Programming, or coding, or writing code, is an important and well-paid skill today. There is a shortage of good programmers. But most students approach computers or mobile devices as consumers. They use computers or devices to play games, or as social media platforms. And they also use computers to search for information, as part of the learning process, which is all to the good. In some cases they are users of interactive games that promote learning.
But all of these use cases are students being consumers of code, and not creators of, producers of, code. Producing is harder than consuming – coding is more difficult than using an app. Yet our modern economy is increasingly reliant on coding and computer science technology more generally.
This blog on the topic at the New York Times is actually entitled “When Kids Would Rather Play Computer Games Than Code Them”. Here’s another article from the New York Times on the topic of learning to code.
These articles note that coding instruction is trending. In the U.S. there are over 20,000 teachers involved in teaching how to code, according to code.org. The organization states: “Every student in every school should have the opportunity to learn computer science.” And they believe all kids can learn to code. Code.org helps train high school teachers to instruct coding. Bill Gates and Mark Zuckerberg (founder of Facebook) have contributed $10 million to Code.org in support of their mission.
Public school systems in Chicago and New York City are building the capability to offer more coding instruction to their student populations. Chicago is looking to make the ability to code a graduation requirement within the next 5 years.
The challenge is getting students over the initial learning hump and frustration around creating code that doesn’t work the first time it’s used. Coding requires persistence, and the ability to think logically. One must eliminate every mistake found in the first version of the code, through testing, modification and iteration. Persistence and logical thinking are great skills and attitudes for students to learn and are important life skills more broadly than just around coding.
Scratch is a simple programming language freely available from M.I.T. The site provides small code blocks that can be tied together to help create stories, games and animation. It is designed for children from age 8 and up, and is used in more than 150 different countries.

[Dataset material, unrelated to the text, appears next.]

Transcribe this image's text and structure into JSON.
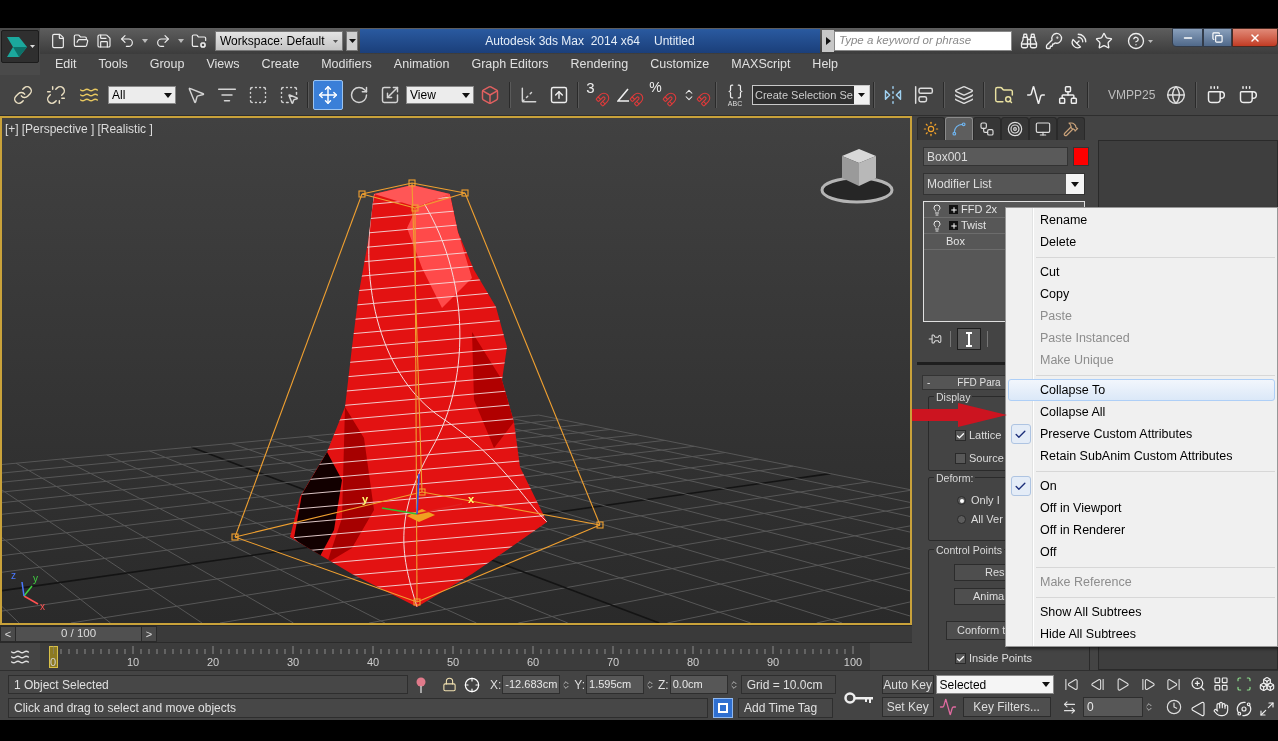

And here’s a unit on Curriki for game design in a science classroom, using the Scratch language. Check it out!